Work to be completed - Below are some lines of data. Return all of them as they are.

Supplied data -
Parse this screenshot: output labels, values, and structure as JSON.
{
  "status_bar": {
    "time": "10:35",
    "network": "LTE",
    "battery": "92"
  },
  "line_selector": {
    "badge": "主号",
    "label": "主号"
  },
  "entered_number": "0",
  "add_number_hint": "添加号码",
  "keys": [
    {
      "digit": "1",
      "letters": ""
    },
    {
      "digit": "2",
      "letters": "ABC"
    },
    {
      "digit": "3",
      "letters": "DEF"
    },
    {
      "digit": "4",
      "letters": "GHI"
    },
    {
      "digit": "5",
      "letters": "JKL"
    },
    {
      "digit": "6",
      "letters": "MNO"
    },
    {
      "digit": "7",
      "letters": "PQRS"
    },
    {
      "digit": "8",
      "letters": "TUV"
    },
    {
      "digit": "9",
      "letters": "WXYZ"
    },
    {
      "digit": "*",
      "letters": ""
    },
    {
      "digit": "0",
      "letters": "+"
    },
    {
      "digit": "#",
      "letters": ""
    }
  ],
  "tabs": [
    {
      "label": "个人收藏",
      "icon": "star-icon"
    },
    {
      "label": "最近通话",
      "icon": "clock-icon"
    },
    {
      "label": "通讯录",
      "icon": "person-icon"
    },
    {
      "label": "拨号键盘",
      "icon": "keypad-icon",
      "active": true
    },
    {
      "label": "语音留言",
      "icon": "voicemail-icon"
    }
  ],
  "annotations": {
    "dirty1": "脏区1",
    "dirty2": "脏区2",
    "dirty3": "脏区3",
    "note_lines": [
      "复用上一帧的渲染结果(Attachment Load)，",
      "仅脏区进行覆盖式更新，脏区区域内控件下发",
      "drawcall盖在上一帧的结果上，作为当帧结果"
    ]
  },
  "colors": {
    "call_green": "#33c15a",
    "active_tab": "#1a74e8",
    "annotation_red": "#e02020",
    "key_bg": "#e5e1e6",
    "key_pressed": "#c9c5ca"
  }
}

Exercise response -
Parse this screenshot: output labels, values, and structure as JSON.
{
  "status_bar": {
    "time": "10:35",
    "network": "LTE",
    "battery": "92"
  },
  "line_selector": {
    "badge": "主号",
    "label": "主号"
  },
  "entered_number": "0",
  "add_number_hint": "添加号码",
  "keys": [
    {
      "digit": "1",
      "letters": ""
    },
    {
      "digit": "2",
      "letters": "ABC"
    },
    {
      "digit": "3",
      "letters": "DEF"
    },
    {
      "digit": "4",
      "letters": "GHI"
    },
    {
      "digit": "5",
      "letters": "JKL"
    },
    {
      "digit": "6",
      "letters": "MNO"
    },
    {
      "digit": "7",
      "letters": "PQRS"
    },
    {
      "digit": "8",
      "letters": "TUV"
    },
    {
      "digit": "9",
      "letters": "WXYZ"
    },
    {
      "digit": "*",
      "letters": ""
    },
    {
      "digit": "0",
      "letters": "+"
    },
    {
      "digit": "#",
      "letters": ""
    }
  ],
  "tabs": [
    {
      "label": "个人收藏",
      "icon": "star-icon"
    },
    {
      "label": "最近通话",
      "icon": "clock-icon"
    },
    {
      "label": "通讯录",
      "icon": "person-icon"
    },
    {
      "label": "拨号键盘",
      "icon": "keypad-icon",
      "active": true
    },
    {
      "label": "语音留言",
      "icon": "voicemail-icon"
    }
  ],
  "annotations": {
    "dirty1": "脏区1",
    "dirty2": "脏区2",
    "dirty3": "脏区3",
    "note_lines": [
      "复用上一帧的渲染结果(Attachment Load)，",
      "仅脏区进行覆盖式更新，脏区区域内控件下发",
      "drawcall盖在上一帧的结果上，作为当帧结果"
    ]
  },
  "colors": {
    "call_green": "#33c15a",
    "active_tab": "#1a74e8",
    "annotation_red": "#e02020",
    "key_bg": "#e5e1e6",
    "key_pressed": "#c9c5ca"
  }
}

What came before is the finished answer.